- Exemption coverage. This exemption was also expanded to apply to all vehicle weight classes instead of just heavier trucks. This exemption does not apply to drayage trucks because there are multiple tractor models are already available.
Daily Usage Exemption: This provision allows fleet owners to apply for an exemption to purchase an ICE vehicle if ZEVs are available in a given configuration, but do not meet the fleet’s daily mileage and stationary operational use needs. (Applies to: State and Local Governments and High Priority Fleets)
- Miles and operations. Fleet owners would need to submit information to CARB about the daily mileage (or usage) of existing vehicles in the fleet to show that available ZEV could not be placed in the fleet to meet daily needs based on miles and hours of operation in a 30-day period within the prior year. Fleets with mutual aid agreements would also be able to use data from the prior 5 years.
- The provision was also expanded to give fleet owners the ability to use operational data to compare with fleets that operate ZEVs in a similar application and by shortening the time period fleets would need to collect vehicle data to support a fleet’s exemption request.
Infrastructure Delay: This provision allows fleet owners to receive an extension if the installation of infrastructure at their site was delayed for reasons outside of their control and they took steps to start the project one-year ahead of the next compliance date. The provision was expanded in several ways to address construction delays and utility delays. (Applies to: State and Local Governments, Drayage Trucks, and High Priority Fleets)

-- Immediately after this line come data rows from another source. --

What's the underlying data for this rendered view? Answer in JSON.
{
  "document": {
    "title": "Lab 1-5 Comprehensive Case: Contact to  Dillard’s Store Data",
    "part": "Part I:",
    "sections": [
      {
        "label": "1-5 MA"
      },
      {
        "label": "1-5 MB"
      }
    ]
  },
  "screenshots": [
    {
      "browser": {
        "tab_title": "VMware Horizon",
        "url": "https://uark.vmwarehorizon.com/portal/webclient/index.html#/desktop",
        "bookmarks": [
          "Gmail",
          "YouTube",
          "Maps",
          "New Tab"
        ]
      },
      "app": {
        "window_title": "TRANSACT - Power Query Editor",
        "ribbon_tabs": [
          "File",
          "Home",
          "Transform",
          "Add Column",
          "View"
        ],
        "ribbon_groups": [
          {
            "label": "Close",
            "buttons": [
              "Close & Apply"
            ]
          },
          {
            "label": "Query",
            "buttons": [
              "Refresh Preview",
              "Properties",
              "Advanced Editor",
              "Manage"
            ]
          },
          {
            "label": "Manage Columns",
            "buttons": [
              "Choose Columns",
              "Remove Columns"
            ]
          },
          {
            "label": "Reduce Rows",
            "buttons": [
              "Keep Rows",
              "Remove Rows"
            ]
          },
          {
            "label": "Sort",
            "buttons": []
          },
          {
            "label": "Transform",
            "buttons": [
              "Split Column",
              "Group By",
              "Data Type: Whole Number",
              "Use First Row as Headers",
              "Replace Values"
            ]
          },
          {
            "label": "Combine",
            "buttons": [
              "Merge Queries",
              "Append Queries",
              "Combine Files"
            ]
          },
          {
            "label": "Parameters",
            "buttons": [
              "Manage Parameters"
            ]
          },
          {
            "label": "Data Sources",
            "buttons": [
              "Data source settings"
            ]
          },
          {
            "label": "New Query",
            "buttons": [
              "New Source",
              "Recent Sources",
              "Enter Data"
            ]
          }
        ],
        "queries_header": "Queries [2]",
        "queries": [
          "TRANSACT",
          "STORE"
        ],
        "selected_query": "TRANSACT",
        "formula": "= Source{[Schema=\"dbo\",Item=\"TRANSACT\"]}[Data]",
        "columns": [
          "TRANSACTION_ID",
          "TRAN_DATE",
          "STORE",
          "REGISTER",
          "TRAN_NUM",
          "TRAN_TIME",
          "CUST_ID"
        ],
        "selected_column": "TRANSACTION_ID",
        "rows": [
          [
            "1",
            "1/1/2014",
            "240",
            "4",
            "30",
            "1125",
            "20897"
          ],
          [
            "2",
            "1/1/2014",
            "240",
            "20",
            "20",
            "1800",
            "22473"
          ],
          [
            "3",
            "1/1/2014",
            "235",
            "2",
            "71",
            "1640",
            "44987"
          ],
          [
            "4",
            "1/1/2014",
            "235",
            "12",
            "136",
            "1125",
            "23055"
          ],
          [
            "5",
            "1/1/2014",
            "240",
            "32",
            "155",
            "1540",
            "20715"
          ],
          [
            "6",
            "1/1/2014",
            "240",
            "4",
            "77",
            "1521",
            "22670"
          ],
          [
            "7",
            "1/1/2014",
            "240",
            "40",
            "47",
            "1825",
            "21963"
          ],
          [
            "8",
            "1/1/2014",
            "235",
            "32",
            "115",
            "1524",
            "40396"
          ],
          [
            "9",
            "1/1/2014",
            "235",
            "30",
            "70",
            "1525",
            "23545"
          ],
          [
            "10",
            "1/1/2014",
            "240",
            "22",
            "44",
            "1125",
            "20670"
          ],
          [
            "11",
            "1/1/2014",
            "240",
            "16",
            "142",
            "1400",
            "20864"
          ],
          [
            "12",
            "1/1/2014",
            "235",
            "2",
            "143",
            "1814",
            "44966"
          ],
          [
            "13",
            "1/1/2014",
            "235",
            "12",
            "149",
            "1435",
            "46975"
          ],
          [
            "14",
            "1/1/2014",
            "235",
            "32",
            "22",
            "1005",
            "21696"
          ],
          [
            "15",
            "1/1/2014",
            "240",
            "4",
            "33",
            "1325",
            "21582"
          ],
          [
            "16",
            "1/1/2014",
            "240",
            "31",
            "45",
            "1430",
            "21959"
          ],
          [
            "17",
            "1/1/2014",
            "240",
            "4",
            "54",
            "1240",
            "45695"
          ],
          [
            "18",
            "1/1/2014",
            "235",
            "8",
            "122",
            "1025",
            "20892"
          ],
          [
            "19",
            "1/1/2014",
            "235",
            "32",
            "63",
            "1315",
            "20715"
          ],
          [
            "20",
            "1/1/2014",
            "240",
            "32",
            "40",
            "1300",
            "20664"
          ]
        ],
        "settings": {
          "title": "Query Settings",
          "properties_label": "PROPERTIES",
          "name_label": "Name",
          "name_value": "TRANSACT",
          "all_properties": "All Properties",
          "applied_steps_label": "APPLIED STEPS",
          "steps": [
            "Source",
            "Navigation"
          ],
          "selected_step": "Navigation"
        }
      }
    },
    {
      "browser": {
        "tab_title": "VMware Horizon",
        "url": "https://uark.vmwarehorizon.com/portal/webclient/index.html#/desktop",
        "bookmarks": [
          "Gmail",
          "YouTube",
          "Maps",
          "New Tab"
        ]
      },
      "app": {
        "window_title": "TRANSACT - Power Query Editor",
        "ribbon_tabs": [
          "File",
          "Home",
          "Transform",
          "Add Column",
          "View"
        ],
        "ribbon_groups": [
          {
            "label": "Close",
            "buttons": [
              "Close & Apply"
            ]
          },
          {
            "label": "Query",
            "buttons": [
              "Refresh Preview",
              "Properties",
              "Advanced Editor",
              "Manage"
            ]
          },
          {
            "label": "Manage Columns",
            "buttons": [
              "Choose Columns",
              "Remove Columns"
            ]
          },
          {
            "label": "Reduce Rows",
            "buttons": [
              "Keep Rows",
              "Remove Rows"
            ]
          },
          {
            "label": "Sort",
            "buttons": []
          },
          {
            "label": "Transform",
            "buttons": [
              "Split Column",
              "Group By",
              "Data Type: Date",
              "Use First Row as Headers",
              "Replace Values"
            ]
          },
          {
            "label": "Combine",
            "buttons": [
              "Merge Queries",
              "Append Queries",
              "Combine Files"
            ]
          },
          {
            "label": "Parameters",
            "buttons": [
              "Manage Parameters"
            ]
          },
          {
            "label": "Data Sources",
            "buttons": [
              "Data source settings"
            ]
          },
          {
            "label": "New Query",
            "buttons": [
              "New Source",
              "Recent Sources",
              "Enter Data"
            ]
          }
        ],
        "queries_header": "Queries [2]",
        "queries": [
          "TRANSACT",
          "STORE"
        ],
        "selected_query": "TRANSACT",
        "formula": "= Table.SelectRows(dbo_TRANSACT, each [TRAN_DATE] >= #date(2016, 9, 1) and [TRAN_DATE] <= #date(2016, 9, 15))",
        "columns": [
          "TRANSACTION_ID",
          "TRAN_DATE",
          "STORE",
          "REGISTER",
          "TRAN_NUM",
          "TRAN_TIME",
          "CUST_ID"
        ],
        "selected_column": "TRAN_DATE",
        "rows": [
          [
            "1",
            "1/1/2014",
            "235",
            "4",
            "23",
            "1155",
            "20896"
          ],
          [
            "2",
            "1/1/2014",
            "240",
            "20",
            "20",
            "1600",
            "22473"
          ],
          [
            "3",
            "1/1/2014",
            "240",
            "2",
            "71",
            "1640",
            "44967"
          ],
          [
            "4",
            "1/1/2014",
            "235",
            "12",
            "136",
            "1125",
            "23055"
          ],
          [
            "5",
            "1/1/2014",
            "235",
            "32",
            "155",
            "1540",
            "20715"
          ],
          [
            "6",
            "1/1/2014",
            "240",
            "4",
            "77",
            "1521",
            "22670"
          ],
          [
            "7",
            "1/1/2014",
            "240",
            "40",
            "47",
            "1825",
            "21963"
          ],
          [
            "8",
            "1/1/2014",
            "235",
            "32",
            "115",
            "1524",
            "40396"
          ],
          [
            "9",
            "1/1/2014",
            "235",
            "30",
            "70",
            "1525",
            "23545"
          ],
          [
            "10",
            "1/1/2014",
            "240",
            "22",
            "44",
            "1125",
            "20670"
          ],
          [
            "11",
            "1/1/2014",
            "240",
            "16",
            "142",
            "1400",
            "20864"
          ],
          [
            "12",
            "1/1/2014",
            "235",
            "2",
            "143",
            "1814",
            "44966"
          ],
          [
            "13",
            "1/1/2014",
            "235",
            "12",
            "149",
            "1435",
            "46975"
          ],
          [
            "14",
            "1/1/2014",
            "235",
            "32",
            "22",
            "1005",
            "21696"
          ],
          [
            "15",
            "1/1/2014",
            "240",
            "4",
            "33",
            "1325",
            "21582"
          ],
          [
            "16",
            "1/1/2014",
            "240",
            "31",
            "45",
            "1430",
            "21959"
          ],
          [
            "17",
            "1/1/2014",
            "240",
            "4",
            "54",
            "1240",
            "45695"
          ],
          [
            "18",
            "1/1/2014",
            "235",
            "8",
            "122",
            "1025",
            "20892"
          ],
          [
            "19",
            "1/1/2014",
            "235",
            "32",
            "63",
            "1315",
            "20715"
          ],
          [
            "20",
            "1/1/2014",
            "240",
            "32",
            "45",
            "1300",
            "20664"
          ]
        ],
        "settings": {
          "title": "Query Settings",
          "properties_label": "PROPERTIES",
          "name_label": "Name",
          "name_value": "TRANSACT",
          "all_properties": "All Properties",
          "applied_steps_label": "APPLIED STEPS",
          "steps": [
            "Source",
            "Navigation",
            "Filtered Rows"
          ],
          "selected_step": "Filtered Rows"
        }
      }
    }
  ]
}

- Construction delays. Unexpected delays after construction started would qualify for an extension for up to two years instead of one and would include delays associated with ZEV infrastructure equipment (e.g., charger and hydrogen dispensing equipment).

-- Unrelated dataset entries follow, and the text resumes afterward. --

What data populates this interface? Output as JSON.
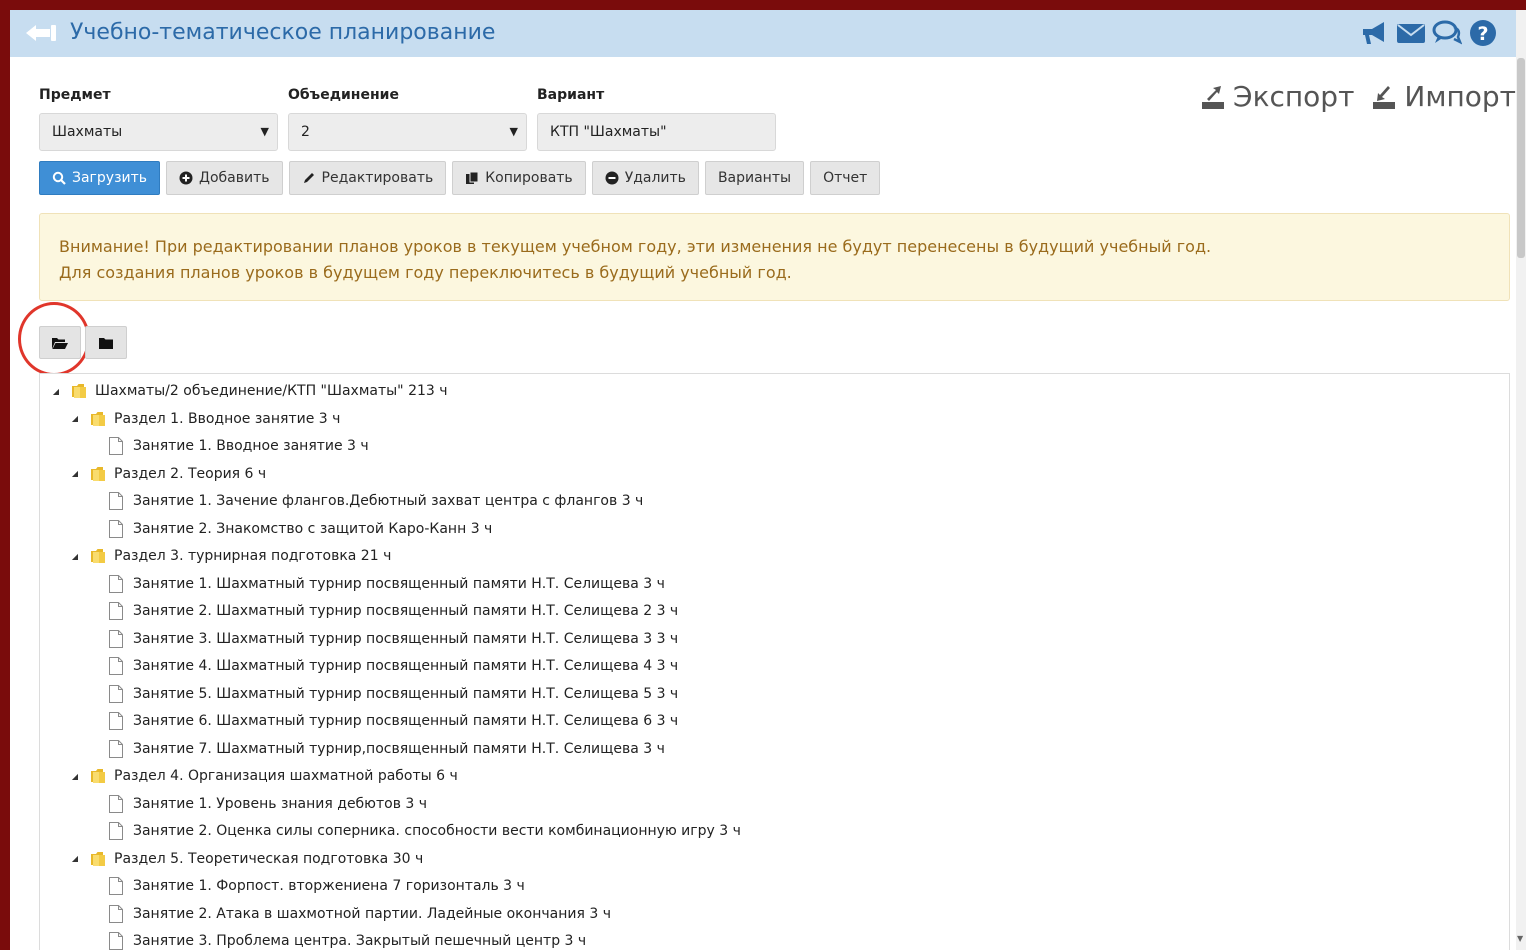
{
  "title": "Учебно-тематическое планирование",
  "filters": {
    "subject_label": "Предмет",
    "subject_value": "Шахматы",
    "group_label": "Объединение",
    "group_value": "2",
    "variant_label": "Вариант",
    "variant_value": "КТП \"Шахматы\""
  },
  "links": {
    "export": "Экспорт",
    "import": "Импорт"
  },
  "toolbar": {
    "load": "Загрузить",
    "add": "Добавить",
    "edit": "Редактировать",
    "copy": "Копировать",
    "delete": "Удалить",
    "variants": "Варианты",
    "report": "Отчет"
  },
  "alert": {
    "line1": "Внимание! При редактировании планов уроков в текущем учебном году, эти изменения не будут перенесены в будущий учебный год.",
    "line2": "Для создания планов уроков в будущем году переключитесь в будущий учебный год."
  },
  "colors": {
    "accent": "#3f8fd6",
    "title": "#2c6aa8",
    "header": "#c7ddf0",
    "alert_text": "#9a6b1c",
    "highlight": "#e0362b"
  },
  "tree": [
    {
      "level": 0,
      "type": "folder",
      "label": "Шахматы/2 объединение/КТП \"Шахматы\" 213 ч"
    },
    {
      "level": 1,
      "type": "folder",
      "label": "Раздел 1. Вводное занятие 3 ч"
    },
    {
      "level": 2,
      "type": "file",
      "label": "Занятие 1. Вводное занятие 3 ч"
    },
    {
      "level": 1,
      "type": "folder",
      "label": "Раздел 2. Теория 6 ч"
    },
    {
      "level": 2,
      "type": "file",
      "label": "Занятие 1. Зачение флангов.Дебютный захват центра с флангов 3 ч"
    },
    {
      "level": 2,
      "type": "file",
      "label": "Занятие 2. Знакомство с защитой Каро-Канн 3 ч"
    },
    {
      "level": 1,
      "type": "folder",
      "label": "Раздел 3. турнирная подготовка 21 ч"
    },
    {
      "level": 2,
      "type": "file",
      "label": "Занятие 1. Шахматный турнир посвященный памяти Н.Т. Селищева 3 ч"
    },
    {
      "level": 2,
      "type": "file",
      "label": "Занятие 2. Шахматный турнир посвященный памяти Н.Т. Селищева 2 3 ч"
    },
    {
      "level": 2,
      "type": "file",
      "label": "Занятие 3. Шахматный турнир посвященный памяти Н.Т. Селищева 3 3 ч"
    },
    {
      "level": 2,
      "type": "file",
      "label": "Занятие 4. Шахматный турнир посвященный памяти Н.Т. Селищева 4 3 ч"
    },
    {
      "level": 2,
      "type": "file",
      "label": "Занятие 5. Шахматный турнир посвященный памяти Н.Т. Селищева 5 3 ч"
    },
    {
      "level": 2,
      "type": "file",
      "label": "Занятие 6. Шахматный турнир посвященный памяти Н.Т. Селищева 6 3 ч"
    },
    {
      "level": 2,
      "type": "file",
      "label": "Занятие 7. Шахматный турнир,посвященный памяти Н.Т. Селищева 3 ч"
    },
    {
      "level": 1,
      "type": "folder",
      "label": "Раздел 4. Организация шахматной работы 6 ч"
    },
    {
      "level": 2,
      "type": "file",
      "label": "Занятие 1. Уровень знания дебютов 3 ч"
    },
    {
      "level": 2,
      "type": "file",
      "label": "Занятие 2. Оценка силы соперника. способности вести комбинационную игру 3 ч"
    },
    {
      "level": 1,
      "type": "folder",
      "label": "Раздел 5. Теоретическая подготовка 30 ч"
    },
    {
      "level": 2,
      "type": "file",
      "label": "Занятие 1. Форпост. вторжениена 7 горизонталь 3 ч"
    },
    {
      "level": 2,
      "type": "file",
      "label": "Занятие 2. Атака в шахмотной партии. Ладейные окончания 3 ч"
    },
    {
      "level": 2,
      "type": "file",
      "label": "Занятие 3. Проблема центра. Закрытый пешечный центр 3 ч"
    }
  ]
}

- Utility delays. Site electrification delays by the utility could be used to support extensions for an initial 3-year period and an additional 2-year extension based on the utilities ability to provide sufficient power to the site and based on how many ZEVs can be supported each year.
Zero-Emission Vehicle Delivery Delay: This provision accounts for delays in receiving a ZEV that has been ordered one year ahead of the compliance date for reasons outside of their control. The extension could be claimed during annual reporting by showing proof of the ZEV purchase. (Applies to: High Priority Fleets and Drayage Trucks)
- This provision was modified to provide clarification of the process and requirements to request an extension for the vehicle delivery delay. The modified language clarifies the unique types of documentation required for vehicle purchases and leases that will be utilized for extension applications.
- A provision was added to allow for the extension to be renewed if a manufacturer cancels a purchase agreement and the applicant submits documentation of a new zero-emission vehicle purchase agreement within 365 days for government fleet owners, or 180 calendar days for other High Priority Fleets and drayage trucks.
Mutual Aid Exemption: Fleets that have mutual aid agreements (e.g., public fleets and utilities) would be able to purchase ICE vehicles for up to 25 percent of their fleet. Access to this option was improved by reducing the ZEV threshold before a fleet owner could claim the exemption to purchase ICE vehicles and the provision was expanded to allow for ICE vehicle purchases in all vehicle weight classes. The ZEV threshold was reduced from 75 percent ZEVs to a phased in threshold where fleet owners would become eligible if exceeding 25 percent ZEVs until 2032, 50 percent until 2035, and 75 percent thereafter. (Applies to: State and Local Governments and High Priority Fleets)